Five sites and areas have been selected by the World Heritage Committee of the UNESCO as per the list below:

Tsingy de Bemaraha (1990)

Eearly classified as a Strict Nature Reserve, it has become a National Park. The Tsingy is actually a spectacular geological formation.

The Royal Hill of Ambohimanga (2001)

. This place is the symbol of the Merina kingdom and for the whole Madagascar. It contains archaeological site, burial sites, traditional ceremonial place, and different worshiping places for the last 500 years as well as the Palace of the legendary King Andrianampoinimerina himself. Ambohimanga or “the blue hill” means many things for the Malagasy people. Manga reflects the sky. It also means wisdom and peace.

The Rainforests of the Atsinanana (2007)

cover several thousands of hectares, which are home for many endemic and important species of Fauna and Flora. They are considered by scientists as a precious gene bank of biodiversity for the Humanity.
The Atsinanana Rainforests include the following protected areas:

The National Park of Marojejy
The National Park of Masoala
The National Park of Zahamena
The National Park of Ranomafana
The National Park of d’Andringitra
The National Park of d’Andohahela

The Baobab Avenue in Morondava

A world unique spot, the Baobab Avenue is composed of baobab trees old of 700 to 1000 years . Amongst the must-see place when visiting Madagascar.
These strange giant trees seems to have their roots in the sky. Madagascar has got 7 species of the 9 existing on earth.
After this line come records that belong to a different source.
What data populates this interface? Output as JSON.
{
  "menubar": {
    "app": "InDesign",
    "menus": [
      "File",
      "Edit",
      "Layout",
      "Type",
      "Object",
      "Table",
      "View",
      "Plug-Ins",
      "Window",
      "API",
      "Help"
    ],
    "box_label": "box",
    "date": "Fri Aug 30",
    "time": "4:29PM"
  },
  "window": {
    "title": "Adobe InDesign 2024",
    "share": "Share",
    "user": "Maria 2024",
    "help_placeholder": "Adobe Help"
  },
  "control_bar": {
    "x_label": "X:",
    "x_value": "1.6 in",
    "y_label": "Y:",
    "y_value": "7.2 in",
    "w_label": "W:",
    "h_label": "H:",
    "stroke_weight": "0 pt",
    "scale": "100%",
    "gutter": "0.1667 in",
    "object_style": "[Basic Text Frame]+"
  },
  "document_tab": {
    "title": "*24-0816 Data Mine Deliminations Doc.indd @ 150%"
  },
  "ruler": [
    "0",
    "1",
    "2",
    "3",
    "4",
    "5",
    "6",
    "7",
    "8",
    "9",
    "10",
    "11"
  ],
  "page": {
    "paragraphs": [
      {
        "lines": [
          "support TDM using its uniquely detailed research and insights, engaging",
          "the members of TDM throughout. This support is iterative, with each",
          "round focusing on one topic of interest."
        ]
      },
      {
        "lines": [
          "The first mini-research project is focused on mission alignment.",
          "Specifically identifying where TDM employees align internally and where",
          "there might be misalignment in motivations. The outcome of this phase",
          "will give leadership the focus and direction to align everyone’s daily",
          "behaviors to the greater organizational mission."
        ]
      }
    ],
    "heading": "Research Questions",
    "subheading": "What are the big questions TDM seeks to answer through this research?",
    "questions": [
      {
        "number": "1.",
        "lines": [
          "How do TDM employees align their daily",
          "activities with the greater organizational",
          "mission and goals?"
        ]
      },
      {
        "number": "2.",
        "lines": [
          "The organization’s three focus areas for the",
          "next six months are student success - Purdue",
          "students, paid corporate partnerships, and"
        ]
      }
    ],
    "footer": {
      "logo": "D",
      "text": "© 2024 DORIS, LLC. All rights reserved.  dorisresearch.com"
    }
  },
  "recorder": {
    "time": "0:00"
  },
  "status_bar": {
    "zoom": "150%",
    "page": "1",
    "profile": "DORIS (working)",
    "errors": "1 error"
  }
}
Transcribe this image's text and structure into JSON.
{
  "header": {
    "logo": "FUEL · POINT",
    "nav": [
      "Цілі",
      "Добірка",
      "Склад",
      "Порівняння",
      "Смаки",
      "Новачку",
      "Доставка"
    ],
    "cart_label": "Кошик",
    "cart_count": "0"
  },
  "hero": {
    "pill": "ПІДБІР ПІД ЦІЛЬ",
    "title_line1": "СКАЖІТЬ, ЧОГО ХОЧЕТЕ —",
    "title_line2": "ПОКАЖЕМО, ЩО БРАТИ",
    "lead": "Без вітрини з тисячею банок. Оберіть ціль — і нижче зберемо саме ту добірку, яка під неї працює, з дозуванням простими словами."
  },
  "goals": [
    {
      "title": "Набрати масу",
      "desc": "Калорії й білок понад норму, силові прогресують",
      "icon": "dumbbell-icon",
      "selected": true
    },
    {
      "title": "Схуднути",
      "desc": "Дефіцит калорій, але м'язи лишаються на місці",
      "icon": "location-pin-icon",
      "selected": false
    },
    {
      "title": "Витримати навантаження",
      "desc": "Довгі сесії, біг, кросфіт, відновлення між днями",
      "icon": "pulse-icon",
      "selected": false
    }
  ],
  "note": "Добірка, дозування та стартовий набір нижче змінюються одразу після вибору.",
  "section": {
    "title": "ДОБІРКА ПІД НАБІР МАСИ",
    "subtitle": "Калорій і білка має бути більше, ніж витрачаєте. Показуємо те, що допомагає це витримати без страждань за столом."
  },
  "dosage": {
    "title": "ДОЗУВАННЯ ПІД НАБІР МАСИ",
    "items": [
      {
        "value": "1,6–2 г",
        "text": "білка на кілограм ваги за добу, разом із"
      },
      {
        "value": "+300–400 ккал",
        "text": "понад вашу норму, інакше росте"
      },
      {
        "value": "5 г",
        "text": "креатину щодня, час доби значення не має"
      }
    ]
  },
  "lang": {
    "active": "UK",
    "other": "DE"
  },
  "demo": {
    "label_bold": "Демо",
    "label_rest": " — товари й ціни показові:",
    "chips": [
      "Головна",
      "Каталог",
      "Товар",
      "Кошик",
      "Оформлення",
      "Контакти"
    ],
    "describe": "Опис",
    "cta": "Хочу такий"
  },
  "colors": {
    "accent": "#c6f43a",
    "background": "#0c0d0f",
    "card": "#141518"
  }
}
The trunk stores water during the rainy season to assure the survival of the plant during the long dry period.

The baobab trees are wide spread along side from the midwest to the southern coast of Madagascar.

The Village Zafimaniry (2008)

For generations, Zafimaniry foresters, carpenters and craftworkers have developed a body of practical knowledge and skills revolving around wood. This craft tradition bears witness to the central role of this material in all aspects of life and death. Zafimaniry proficiency in forestry and wood sculpting can be seen in constructions and everyday objects. Practically all wooden surfaces – walls, window frames, posts, beams, stools, chests, tools – display elaborate ornamentation. The Zafimaniry use twenty different endemic species of tree, each adapted to a specific type of construction or decorative function. Houses and tombs are assembled entirely with traditional mortise and tenon joints, without the use of nails, hinges or other metal hardware. The traditional granaries, perched on round piles, are a distinctive feature of the mountain landscape. The geometric patterns are highly codified and reflect not only the community’s austronesian origins but also the Arab influences in Malagasy culture. Although the number of motifs is limited, the creativity of the craftworkers means that no two pieces are identical. These motifs carry rich symbolic significance related to Zafimaniry beliefs and values. “UNESCO”